▶ [TASK TO CARRY OUT]: If a line of the data below holds the string "Setting", copy it.

___ DATASET RECORDS

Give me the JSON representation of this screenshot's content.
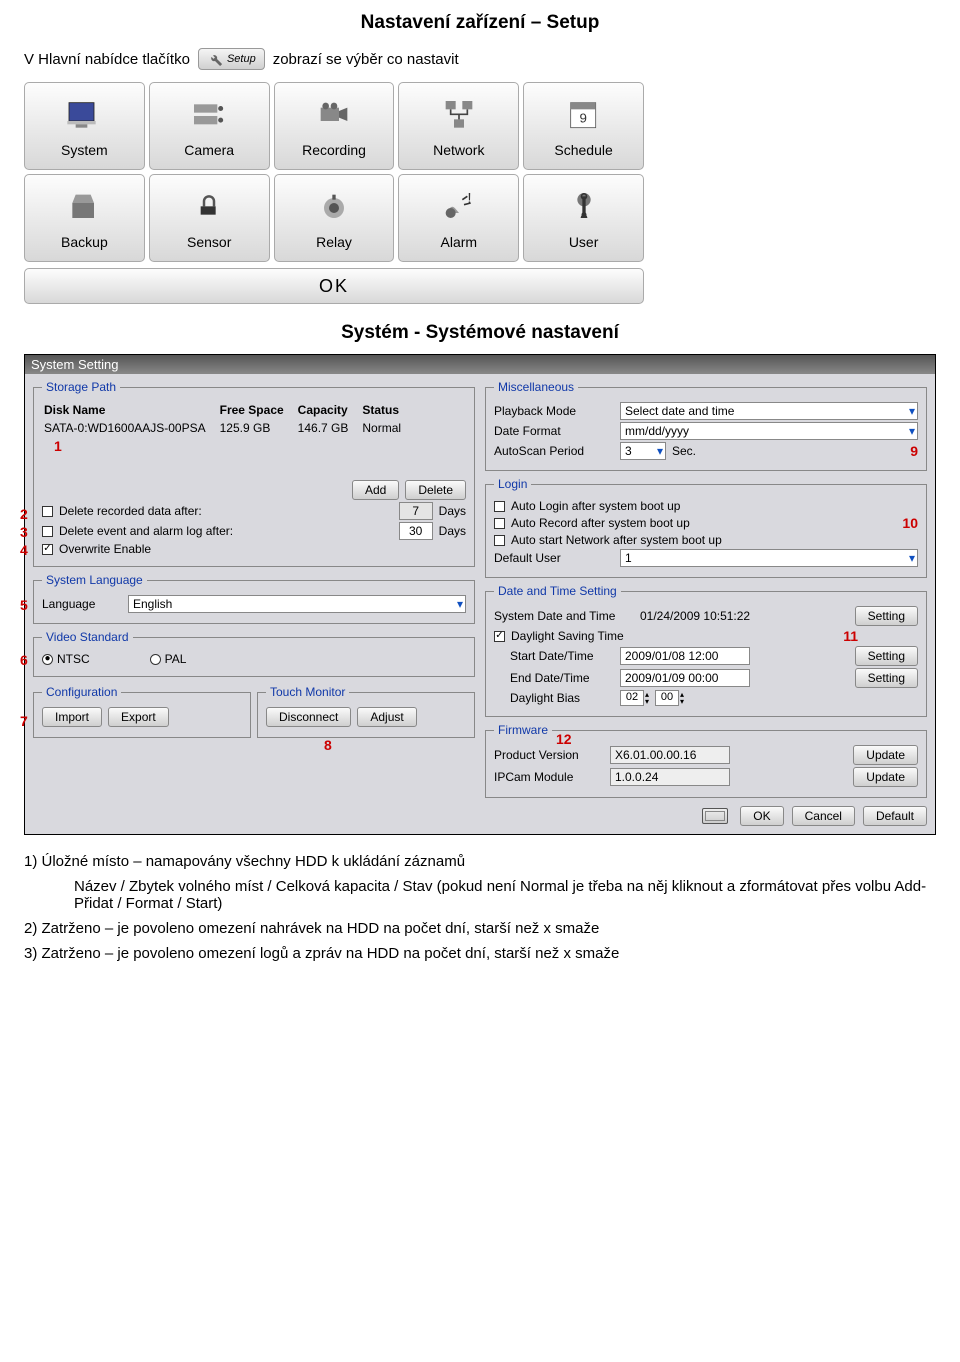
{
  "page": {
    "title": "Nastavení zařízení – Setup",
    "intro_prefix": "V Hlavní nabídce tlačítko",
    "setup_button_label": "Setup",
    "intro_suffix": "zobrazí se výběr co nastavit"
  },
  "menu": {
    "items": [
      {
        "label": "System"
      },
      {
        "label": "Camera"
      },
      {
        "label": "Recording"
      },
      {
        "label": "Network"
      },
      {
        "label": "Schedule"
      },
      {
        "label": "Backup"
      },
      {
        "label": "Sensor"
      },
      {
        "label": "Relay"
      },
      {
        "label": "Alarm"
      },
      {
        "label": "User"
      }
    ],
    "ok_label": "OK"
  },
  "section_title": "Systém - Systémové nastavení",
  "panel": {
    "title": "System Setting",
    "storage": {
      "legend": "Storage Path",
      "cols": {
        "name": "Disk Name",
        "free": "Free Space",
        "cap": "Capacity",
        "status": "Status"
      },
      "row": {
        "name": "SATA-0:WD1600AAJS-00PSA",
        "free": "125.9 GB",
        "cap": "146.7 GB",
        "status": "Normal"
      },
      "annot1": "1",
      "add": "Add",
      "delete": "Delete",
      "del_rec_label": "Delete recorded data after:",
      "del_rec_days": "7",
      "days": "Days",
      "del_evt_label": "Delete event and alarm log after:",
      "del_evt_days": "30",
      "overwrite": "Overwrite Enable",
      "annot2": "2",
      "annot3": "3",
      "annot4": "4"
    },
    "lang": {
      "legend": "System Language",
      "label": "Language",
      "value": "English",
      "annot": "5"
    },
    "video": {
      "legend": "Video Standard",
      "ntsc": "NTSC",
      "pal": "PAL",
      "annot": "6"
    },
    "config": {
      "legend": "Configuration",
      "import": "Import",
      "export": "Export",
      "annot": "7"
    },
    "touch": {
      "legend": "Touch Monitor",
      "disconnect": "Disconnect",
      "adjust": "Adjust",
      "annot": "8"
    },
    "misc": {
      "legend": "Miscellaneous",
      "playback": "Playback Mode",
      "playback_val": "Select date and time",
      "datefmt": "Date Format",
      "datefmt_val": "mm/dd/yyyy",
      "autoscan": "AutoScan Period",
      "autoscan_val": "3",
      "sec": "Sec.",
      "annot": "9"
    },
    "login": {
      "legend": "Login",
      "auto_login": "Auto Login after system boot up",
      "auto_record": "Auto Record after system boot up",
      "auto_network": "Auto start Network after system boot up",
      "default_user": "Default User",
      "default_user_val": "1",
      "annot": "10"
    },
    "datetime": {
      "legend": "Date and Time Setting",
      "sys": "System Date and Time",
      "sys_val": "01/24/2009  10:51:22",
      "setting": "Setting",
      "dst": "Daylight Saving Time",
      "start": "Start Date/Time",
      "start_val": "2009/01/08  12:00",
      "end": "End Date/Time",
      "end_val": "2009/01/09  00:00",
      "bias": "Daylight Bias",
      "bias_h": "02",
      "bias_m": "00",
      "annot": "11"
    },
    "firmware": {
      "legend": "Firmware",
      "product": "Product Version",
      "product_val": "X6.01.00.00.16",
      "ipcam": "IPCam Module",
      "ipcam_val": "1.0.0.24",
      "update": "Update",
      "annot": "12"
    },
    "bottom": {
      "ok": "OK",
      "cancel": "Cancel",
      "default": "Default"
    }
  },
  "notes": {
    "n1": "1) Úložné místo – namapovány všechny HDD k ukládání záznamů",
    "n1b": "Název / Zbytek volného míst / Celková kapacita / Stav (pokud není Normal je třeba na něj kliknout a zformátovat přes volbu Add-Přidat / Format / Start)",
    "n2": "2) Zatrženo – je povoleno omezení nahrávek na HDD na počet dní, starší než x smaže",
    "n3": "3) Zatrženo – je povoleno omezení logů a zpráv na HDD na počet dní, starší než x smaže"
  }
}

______
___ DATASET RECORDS

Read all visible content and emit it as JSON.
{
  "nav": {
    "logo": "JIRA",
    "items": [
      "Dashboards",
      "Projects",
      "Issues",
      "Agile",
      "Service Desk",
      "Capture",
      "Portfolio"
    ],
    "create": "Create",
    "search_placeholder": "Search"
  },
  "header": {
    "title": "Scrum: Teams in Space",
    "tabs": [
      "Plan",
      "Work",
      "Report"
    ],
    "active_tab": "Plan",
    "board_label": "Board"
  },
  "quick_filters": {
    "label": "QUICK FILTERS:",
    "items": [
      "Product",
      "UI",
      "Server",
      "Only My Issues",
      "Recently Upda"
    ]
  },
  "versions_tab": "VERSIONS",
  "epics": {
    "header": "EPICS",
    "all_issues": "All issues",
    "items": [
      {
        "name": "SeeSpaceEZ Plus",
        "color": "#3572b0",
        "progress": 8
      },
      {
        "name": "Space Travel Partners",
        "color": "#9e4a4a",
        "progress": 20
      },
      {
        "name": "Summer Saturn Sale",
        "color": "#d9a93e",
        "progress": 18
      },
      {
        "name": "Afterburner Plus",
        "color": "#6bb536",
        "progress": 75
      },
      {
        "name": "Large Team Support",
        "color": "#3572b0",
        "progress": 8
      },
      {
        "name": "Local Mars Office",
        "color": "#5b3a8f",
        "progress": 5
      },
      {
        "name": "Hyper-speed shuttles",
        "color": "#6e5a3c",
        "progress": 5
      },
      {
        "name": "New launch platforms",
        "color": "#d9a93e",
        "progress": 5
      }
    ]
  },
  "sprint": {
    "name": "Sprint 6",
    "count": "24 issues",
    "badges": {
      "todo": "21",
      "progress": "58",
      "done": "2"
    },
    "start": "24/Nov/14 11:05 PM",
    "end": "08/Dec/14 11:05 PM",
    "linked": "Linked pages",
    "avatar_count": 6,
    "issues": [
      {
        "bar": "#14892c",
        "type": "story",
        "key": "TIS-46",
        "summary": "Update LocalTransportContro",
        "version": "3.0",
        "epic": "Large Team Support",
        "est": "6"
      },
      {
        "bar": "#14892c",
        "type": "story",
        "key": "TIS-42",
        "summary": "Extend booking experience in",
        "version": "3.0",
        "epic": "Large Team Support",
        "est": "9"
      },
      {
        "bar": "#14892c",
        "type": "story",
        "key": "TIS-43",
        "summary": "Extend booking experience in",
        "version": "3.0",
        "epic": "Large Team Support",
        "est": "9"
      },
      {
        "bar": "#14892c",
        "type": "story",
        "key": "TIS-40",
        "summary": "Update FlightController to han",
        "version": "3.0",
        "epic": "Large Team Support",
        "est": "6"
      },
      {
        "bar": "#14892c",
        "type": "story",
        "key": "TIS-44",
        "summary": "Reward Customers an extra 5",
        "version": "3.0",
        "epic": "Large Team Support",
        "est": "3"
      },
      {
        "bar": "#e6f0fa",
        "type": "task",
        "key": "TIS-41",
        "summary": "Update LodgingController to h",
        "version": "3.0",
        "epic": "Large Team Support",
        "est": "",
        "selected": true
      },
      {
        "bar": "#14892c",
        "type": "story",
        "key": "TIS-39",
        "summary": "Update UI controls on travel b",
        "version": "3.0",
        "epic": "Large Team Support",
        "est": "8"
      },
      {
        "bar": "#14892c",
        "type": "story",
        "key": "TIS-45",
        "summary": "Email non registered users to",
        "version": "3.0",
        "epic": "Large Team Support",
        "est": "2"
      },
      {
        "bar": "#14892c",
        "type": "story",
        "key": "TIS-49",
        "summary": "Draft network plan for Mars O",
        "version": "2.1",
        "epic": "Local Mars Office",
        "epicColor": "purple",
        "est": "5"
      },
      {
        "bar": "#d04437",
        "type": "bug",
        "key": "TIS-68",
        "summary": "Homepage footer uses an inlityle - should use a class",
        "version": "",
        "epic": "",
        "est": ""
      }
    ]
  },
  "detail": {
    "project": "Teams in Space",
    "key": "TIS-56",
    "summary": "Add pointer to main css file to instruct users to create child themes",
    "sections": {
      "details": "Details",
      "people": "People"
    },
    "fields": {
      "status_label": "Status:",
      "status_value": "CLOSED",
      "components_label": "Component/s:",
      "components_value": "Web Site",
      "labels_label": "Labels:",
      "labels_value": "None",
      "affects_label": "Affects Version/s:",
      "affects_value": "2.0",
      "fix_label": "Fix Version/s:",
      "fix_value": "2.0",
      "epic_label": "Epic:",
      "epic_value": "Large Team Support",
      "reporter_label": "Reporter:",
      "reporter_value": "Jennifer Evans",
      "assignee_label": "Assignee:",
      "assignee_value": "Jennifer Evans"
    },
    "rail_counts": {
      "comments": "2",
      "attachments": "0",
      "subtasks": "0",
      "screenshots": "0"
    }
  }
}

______
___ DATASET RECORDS

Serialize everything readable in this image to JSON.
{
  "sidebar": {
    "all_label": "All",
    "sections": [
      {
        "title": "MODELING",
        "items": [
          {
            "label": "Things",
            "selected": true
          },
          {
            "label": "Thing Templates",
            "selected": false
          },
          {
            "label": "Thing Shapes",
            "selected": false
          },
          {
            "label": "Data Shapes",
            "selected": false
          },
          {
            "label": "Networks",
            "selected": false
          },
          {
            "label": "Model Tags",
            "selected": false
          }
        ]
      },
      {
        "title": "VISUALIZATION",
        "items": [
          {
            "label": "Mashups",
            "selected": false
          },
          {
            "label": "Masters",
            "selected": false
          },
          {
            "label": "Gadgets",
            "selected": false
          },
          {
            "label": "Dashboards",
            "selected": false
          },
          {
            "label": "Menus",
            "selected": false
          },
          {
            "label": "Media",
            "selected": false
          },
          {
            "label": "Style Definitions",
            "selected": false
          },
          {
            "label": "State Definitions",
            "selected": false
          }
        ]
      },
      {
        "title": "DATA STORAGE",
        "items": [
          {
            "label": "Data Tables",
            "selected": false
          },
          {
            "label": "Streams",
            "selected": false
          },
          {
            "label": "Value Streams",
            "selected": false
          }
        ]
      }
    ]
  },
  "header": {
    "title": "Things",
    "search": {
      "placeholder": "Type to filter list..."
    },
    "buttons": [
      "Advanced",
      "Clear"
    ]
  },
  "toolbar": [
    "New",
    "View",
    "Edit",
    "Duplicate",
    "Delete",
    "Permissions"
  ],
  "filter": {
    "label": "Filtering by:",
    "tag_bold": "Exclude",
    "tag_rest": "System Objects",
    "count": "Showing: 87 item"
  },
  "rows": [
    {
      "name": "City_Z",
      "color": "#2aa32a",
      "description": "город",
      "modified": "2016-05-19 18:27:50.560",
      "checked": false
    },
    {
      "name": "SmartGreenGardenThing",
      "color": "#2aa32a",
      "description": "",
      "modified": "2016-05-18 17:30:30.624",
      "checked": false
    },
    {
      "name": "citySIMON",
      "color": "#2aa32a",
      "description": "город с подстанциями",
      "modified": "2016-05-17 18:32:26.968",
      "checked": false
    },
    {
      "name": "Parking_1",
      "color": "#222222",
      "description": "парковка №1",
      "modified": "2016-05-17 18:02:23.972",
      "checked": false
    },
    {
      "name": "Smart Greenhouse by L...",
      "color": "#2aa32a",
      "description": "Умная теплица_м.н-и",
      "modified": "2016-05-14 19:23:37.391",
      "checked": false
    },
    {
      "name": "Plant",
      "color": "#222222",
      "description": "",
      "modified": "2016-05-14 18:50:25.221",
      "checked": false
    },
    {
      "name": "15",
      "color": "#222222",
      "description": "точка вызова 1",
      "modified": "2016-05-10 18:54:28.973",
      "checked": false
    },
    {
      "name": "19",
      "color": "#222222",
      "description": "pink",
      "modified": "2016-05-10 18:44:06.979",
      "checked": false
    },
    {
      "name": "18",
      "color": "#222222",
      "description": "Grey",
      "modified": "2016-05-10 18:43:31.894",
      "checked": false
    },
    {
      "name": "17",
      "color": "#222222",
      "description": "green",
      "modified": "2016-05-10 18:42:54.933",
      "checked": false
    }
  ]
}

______

▶ [FINISHED TASK]:
    "title": "System Setting",
      "legend": "Date and Time Setting",
      "setting": "Setting",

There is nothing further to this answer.